18 August 2016
Children and adolescents with joint hypermobility will benefit from the 2016 Menzies Foundation Allied Health Grant of $25,000, which has been awarded to 2012 Menzies Research Scholar in the Allied Health Sciences, Dr Verity Pacey.
The project called ‘Clinical characteristics of children with generalised joint hypermobility: a 5 year longitudinal cohort study’, aims to identify the signs and symptoms of children and adolescents most likely to worsen in terms of pain, fatigue and quality of life over a 5-year period.
This is the first and only prospective longitudinal cohort study of children and adolescents with symptomatic joint hypermobility to be undertaken in the world. Generalised join hypermobility is present in about 10 per cent of the population, with 30 per cent becoming symptomatic. It is more prevalent in females than males.
Verity, a physiotherapy PhD from the University of Sydney and Lecturer at Macquarie University, says the findings of her study will enable treating clinicians to identify individuals at risk of rapid decline at an initial assessment, and prioritise therapy accordingly.
Verity was involved in another first last year when she was one of only six international physiotherapists appointed to the Ehlers Danlos International Physiotherapy Working Group in 2015, to collate and provide international physiotherapy management guidelines for children and adults with symptomatic joint hypermobility.
The study is being done at The Children’s Hospital at Westmead (CHW), where Verity works as a Senior Physiotherapist and has also involved financial support from Arthritis Australia for the first phases of the research.
“Children and adolescents who have Joint Hypermobility Syndrome and Ehlers Danlos Syndrome often experience debilitating symptoms including pain, extreme fatigue, anxiety and depression which all have a significant impact on quality of life.
“Through this study we hope to be able to provide clinical guidance on who will benefit most from targeted management at certain key times in a child or adolescent’s life, to reduce the severity of their symptoms,” Verity said.
In such a large study over five years, Verity says the research is a real team effort requiring lots of hours and collaboration between the investigators. She particularly acknowledged the work of Dr Louise Tofts, Paediatric Rehabilitation Physician at CHW, and Associate Professor Leslie Nicholson and Dr Roger Adams, from the University of Sydney.
Of the 110 patients who presented to CHW with joint hypermobility in the first year of the study, 80 completed the 3-year follow up and the final 5-year follow up, with the assistance of the Menzies grant, will be conducted in January.

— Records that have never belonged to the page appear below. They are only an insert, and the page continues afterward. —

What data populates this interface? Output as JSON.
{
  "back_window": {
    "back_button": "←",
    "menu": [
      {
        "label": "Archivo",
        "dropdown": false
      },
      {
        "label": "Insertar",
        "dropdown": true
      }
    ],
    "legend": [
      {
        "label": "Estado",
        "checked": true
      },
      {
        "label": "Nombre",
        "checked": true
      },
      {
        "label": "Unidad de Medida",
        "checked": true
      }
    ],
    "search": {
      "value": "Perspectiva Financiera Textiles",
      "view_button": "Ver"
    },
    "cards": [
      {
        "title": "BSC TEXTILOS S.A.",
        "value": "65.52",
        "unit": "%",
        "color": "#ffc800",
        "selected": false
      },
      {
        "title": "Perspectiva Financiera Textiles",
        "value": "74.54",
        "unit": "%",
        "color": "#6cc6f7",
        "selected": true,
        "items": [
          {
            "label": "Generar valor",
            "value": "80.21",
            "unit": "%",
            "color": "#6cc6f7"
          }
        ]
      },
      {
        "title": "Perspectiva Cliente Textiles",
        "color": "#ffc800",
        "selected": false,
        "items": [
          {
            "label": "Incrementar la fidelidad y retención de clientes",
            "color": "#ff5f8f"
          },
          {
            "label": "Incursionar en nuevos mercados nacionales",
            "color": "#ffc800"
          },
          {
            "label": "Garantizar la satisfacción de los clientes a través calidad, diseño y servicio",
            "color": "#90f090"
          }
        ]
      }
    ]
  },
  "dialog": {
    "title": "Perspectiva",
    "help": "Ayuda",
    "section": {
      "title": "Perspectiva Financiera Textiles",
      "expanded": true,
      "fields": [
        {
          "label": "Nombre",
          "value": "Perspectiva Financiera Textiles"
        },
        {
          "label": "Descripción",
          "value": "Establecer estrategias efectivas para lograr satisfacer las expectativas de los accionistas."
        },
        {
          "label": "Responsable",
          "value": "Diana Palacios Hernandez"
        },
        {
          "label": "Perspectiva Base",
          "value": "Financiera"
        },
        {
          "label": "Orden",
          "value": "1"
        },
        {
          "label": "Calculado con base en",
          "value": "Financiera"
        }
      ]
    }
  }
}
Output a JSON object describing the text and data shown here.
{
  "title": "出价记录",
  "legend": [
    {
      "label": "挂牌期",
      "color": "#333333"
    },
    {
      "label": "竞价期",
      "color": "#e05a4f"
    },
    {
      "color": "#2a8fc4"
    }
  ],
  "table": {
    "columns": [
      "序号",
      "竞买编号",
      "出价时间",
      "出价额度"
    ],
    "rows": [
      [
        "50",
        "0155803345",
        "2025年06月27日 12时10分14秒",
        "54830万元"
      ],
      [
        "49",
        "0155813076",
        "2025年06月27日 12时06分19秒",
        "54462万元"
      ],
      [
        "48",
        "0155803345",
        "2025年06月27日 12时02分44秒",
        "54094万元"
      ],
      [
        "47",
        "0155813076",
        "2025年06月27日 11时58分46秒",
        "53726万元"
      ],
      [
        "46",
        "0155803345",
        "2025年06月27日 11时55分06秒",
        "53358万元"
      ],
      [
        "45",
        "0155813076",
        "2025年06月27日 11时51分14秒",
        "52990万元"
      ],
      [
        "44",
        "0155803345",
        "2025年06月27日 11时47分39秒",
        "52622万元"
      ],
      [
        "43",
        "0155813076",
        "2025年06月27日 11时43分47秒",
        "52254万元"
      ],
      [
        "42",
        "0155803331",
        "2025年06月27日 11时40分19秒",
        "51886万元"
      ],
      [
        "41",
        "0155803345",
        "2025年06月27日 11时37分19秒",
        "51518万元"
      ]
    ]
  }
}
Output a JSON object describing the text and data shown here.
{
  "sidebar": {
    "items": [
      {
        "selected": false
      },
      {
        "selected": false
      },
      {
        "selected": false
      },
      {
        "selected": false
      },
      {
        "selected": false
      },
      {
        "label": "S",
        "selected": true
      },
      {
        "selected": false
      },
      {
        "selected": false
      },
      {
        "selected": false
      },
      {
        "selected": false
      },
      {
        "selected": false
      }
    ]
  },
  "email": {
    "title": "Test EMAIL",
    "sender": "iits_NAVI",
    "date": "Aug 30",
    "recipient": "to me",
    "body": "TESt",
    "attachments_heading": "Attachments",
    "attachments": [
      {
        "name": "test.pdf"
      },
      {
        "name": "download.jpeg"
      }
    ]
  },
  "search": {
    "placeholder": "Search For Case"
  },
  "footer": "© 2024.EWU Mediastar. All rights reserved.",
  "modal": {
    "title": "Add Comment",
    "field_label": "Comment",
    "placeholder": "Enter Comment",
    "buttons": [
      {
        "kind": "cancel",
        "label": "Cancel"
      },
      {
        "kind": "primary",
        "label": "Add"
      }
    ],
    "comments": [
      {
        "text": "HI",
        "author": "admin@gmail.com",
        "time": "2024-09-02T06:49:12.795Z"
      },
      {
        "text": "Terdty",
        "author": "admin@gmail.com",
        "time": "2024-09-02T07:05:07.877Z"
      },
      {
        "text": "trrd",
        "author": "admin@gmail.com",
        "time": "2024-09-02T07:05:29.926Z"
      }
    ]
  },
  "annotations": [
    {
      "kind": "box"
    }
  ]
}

“I’m really thrilled the Menzies Foundation has been able to support this important area of research which builds on the work I did as part of my PhD with a Menzies Research Scholarship in the Allied Health Sciences.”
The Menzies Allied Health Sciences Grant of $25,000 is awarded to scholarship recipients who have completed their PhD in the past five years.